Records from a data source
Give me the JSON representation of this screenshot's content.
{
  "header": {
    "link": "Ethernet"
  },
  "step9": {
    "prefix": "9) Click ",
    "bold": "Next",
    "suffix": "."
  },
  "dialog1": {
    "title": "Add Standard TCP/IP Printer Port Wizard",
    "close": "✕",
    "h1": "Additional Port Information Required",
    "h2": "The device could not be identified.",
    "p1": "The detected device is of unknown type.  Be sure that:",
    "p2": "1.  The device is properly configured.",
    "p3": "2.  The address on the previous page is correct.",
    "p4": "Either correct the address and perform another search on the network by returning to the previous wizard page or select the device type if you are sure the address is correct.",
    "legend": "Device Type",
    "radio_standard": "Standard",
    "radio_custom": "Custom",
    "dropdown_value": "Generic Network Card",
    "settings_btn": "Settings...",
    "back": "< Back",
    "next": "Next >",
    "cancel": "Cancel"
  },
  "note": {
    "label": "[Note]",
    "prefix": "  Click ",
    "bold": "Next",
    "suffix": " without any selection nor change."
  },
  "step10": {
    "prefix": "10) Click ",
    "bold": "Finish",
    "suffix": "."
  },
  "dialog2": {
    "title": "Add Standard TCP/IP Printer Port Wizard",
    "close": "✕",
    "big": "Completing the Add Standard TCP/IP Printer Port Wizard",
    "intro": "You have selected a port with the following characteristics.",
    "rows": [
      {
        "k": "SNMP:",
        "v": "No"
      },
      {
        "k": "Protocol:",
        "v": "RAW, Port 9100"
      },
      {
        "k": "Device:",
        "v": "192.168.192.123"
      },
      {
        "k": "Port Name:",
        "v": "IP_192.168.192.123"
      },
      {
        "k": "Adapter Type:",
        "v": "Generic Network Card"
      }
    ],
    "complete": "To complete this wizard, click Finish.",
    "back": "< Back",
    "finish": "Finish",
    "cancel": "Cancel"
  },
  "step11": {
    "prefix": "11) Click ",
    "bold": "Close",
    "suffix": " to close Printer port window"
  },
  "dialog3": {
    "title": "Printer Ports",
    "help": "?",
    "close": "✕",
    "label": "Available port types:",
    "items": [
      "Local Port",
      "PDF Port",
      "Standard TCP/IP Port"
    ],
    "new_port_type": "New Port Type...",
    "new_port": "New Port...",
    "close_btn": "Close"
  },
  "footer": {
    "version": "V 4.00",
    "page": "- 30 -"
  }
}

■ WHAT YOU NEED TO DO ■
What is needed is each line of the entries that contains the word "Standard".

■ OUTPUT OF THE TASK ■
    "title": "Add Standard TCP/IP Printer Port Wizard",
    "radio_standard": "Standard",
    "title": "Add Standard TCP/IP Printer Port Wizard",
    "big": "Completing the Add Standard TCP/IP Printer Port Wizard",
      "Standard TCP/IP Port"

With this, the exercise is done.